The Pine Ridge is a hard place to live.  Roughly the size of the state of Connecticut, it is the second largest reservation in the United States and contains the nation’s poorest counties.  The statistics from recent studies are startling.  The average life expectancy — fifty-nine for men and sixty-two for women — is the lowest in the United States and is comparable to sub-Saharan Africa.  The estimated rate of unemployment is the same as the rate of alcoholism:  about eighty percent.  The rate of tuberculosis is eight hundred percent higher than the national average; the rate of cervical cancer is about five hundred percent higher.  The high school drop-out rate is more than fifty percent.  Forty percent of the homes on the reservation have no electricity, and sixty percent lack a telephone.



Day 55 Spring Break Saturday!

Spring Break 2

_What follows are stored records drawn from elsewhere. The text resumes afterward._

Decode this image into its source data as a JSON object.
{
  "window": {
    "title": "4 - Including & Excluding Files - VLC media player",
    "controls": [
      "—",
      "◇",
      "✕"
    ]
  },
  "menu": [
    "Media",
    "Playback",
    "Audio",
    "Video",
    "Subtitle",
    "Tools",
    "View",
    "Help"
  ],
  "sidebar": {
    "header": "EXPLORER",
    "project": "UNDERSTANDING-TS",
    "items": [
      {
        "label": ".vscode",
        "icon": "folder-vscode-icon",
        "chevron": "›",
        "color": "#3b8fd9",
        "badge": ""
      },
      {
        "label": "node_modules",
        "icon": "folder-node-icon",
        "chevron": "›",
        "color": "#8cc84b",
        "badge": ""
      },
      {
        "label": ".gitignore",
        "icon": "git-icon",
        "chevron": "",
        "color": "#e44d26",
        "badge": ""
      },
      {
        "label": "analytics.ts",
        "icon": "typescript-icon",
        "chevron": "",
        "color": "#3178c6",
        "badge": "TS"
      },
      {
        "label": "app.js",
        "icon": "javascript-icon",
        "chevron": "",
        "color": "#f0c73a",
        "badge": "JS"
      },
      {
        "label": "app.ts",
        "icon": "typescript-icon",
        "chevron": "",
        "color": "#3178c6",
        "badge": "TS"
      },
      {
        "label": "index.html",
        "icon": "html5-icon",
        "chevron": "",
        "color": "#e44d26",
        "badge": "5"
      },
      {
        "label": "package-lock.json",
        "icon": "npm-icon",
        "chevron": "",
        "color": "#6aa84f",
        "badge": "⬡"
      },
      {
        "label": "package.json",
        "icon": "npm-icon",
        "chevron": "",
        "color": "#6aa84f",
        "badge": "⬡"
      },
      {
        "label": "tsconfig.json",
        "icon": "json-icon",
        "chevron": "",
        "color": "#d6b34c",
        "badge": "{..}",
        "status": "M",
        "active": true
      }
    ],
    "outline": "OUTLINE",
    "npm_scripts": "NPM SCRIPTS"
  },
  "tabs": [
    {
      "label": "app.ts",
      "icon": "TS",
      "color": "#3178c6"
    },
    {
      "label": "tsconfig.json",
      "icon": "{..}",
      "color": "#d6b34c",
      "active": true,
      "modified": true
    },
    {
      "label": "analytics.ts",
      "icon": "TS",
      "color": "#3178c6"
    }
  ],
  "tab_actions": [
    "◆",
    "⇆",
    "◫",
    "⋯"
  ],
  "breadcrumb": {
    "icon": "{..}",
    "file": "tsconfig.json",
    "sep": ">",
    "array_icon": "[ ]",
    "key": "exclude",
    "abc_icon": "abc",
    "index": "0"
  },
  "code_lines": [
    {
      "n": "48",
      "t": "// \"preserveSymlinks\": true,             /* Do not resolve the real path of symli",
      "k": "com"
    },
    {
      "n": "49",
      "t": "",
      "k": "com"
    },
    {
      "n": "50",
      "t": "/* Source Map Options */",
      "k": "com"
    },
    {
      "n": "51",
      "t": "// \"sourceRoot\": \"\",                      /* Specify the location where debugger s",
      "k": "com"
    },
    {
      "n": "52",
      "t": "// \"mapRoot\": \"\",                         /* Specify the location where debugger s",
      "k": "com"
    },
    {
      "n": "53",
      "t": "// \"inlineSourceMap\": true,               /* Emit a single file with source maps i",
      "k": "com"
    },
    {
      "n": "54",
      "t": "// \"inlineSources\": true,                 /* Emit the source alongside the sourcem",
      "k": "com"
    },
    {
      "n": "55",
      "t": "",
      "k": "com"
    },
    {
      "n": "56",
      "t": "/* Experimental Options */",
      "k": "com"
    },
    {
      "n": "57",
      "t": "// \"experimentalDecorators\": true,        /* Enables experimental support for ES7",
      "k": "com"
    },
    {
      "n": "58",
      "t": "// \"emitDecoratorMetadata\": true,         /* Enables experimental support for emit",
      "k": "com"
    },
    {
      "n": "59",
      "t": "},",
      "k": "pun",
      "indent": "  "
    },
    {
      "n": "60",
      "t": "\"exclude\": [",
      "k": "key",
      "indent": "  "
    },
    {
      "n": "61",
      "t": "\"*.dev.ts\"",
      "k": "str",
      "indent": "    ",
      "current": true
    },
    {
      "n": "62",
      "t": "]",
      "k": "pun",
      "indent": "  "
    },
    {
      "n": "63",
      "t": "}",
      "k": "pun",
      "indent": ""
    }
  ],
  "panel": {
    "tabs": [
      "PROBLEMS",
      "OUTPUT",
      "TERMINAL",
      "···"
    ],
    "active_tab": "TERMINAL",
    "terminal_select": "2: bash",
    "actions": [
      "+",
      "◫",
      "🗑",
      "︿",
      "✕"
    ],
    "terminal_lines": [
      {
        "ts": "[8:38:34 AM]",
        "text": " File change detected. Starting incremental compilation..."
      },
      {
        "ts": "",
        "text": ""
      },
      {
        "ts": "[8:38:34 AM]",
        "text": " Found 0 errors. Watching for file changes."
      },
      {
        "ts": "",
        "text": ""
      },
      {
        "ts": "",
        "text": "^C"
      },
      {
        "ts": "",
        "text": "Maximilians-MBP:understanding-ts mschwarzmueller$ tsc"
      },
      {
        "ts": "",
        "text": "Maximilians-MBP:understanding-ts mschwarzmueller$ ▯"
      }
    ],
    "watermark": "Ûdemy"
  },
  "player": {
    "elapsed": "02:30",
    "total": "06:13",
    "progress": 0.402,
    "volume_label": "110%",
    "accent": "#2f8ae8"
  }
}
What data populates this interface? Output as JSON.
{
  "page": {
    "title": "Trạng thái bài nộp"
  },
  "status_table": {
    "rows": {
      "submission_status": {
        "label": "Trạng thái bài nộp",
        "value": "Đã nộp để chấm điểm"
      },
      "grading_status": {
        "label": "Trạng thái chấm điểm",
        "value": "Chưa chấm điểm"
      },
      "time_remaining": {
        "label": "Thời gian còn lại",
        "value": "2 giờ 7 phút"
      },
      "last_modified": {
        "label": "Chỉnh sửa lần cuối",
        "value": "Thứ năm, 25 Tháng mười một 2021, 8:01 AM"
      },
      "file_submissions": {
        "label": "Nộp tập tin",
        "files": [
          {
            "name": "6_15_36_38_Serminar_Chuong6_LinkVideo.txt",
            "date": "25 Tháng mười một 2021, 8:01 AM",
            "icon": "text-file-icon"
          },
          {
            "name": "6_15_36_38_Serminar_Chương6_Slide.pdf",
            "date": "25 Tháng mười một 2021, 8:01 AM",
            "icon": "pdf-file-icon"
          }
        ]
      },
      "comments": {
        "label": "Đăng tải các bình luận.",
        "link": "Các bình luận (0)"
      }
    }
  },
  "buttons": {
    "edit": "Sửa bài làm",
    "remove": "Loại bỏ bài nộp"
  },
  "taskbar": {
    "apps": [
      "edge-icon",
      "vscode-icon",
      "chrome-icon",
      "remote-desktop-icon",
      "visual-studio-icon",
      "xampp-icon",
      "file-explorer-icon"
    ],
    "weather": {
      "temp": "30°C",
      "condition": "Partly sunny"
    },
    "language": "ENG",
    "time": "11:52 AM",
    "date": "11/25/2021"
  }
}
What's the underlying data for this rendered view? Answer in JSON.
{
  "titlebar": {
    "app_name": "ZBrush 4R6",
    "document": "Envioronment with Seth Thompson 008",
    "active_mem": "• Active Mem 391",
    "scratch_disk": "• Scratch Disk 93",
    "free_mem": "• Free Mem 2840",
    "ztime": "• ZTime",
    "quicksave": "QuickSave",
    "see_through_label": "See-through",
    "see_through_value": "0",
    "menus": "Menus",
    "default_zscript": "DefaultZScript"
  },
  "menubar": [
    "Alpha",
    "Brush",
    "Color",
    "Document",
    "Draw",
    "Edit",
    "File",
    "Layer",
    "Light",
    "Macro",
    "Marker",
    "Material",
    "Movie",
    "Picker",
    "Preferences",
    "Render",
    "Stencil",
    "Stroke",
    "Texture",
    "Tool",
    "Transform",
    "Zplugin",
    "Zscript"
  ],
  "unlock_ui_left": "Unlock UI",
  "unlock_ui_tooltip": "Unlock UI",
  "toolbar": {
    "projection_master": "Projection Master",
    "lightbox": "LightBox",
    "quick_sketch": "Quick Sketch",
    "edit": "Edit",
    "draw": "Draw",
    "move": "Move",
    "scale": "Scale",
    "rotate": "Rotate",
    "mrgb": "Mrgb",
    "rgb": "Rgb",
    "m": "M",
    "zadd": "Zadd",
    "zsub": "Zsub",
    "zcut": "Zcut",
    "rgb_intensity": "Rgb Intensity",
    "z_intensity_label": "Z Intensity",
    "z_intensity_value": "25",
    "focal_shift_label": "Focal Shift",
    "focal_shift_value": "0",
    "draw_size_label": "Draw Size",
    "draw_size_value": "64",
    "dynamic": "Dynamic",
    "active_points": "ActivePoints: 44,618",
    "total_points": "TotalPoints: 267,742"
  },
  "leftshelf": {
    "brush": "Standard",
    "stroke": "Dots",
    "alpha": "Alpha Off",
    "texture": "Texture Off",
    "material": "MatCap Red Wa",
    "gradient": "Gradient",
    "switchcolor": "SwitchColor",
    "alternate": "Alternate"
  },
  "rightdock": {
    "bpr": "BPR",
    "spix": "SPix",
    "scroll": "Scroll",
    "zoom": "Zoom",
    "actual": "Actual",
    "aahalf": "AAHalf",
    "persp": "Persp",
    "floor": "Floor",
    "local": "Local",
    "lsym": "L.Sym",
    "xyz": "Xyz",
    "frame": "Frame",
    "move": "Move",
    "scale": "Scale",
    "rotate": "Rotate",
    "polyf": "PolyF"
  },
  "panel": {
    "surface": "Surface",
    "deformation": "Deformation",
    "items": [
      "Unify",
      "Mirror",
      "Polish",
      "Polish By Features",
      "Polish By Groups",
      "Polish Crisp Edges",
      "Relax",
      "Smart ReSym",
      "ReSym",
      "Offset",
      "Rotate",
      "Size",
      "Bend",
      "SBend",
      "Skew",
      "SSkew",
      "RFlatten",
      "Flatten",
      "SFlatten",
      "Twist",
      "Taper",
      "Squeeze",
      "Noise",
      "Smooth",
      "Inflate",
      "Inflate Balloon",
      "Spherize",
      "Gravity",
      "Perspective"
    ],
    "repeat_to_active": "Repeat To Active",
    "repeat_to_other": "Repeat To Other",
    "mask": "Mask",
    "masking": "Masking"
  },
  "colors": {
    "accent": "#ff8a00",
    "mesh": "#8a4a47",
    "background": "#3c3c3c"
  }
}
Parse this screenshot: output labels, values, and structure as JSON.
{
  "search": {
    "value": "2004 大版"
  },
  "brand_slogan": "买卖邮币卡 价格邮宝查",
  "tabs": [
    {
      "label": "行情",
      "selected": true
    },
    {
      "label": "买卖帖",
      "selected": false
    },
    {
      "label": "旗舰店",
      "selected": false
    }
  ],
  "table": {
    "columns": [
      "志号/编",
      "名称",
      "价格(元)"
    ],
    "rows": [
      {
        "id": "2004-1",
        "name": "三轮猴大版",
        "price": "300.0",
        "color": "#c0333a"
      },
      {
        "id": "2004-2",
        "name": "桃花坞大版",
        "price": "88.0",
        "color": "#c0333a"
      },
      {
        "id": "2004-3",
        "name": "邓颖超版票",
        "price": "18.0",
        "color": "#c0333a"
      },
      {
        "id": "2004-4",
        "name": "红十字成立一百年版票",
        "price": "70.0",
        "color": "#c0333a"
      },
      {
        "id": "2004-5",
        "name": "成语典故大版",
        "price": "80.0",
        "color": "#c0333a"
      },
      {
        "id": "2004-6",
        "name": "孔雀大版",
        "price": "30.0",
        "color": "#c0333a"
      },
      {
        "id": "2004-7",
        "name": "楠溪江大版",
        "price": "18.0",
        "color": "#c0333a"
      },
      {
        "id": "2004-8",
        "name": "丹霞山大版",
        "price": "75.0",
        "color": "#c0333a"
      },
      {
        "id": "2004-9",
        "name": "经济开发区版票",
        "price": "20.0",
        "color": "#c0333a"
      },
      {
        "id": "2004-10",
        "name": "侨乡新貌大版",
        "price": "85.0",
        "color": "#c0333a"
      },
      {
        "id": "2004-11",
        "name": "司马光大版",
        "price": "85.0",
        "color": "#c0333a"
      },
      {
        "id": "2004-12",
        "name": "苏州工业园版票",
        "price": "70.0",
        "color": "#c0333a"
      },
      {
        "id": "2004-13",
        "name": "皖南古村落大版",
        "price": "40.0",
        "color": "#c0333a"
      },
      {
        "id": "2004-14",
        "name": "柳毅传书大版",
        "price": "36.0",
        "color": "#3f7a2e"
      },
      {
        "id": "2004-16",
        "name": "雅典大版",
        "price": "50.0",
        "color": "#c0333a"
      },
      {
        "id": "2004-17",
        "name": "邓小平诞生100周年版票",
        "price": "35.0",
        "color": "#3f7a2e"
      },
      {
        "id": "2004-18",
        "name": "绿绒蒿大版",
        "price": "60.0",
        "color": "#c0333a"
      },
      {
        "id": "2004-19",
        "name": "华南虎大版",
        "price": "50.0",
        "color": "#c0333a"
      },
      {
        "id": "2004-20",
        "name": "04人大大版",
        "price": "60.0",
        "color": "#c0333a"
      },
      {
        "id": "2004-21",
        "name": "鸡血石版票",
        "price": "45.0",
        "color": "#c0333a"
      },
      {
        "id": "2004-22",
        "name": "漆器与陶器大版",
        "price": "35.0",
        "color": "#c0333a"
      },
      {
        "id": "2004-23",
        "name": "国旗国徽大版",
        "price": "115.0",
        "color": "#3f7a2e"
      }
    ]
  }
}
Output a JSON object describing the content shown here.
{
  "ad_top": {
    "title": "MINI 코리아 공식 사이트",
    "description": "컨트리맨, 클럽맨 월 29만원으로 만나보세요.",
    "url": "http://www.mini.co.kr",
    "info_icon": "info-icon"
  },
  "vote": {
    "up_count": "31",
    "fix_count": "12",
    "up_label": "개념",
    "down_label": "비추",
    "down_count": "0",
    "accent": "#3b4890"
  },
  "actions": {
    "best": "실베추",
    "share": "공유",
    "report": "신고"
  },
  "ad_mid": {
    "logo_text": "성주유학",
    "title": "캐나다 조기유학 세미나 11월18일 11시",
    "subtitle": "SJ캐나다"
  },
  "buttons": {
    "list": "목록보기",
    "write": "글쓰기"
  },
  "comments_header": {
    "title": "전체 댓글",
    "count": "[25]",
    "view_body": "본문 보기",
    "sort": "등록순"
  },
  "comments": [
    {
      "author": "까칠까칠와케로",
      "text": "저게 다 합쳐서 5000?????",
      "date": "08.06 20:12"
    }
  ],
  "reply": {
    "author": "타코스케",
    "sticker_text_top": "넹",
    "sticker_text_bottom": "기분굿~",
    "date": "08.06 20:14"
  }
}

The College of DuPage academic calendar includes one week of Spring Break.  Classes are not in session, but administrative offices and facilities are are still open.  The campus becomes quiet with most faculty offices and classrooms empty and dark. Spring Break is usually scheduled during the same time every year, around the end of March or early April.  Although many college students spend their Spring Break traveling to tropical destinations like Cancun, Panama City Beach, South Padre Island or Punta Cana to experience parties and beaches, most of my students tell me that they plan on spending the week off from school picking up extra shifts at work, sleeping in or taking care of their families.

Community college students generally have different lifestyles than university students.  College of DuPage is considered a commuter school. We do not have dormitories or on campus housing. This makes it more challenging to get involved, meet new people and make connections. My students work at least one job and have limited time for a social life outside of school and family obligations.  They generally do not have disposable income to spend hundreds of dollars on a week’s vacation with their peers, particularly when many students graduate with a sizable amount of debt and student loans.  One of the last items on their priority list is spending money frivolously on Spring Break. In fact, my students will tell me they are vigilant at saving money and follow a strict budget. But one similarity that community college and university students share is the release from school work or as one of my students exclaimed before Spring Break began, “I’m just going to do a whole lot of nothingness.”  Enjoy!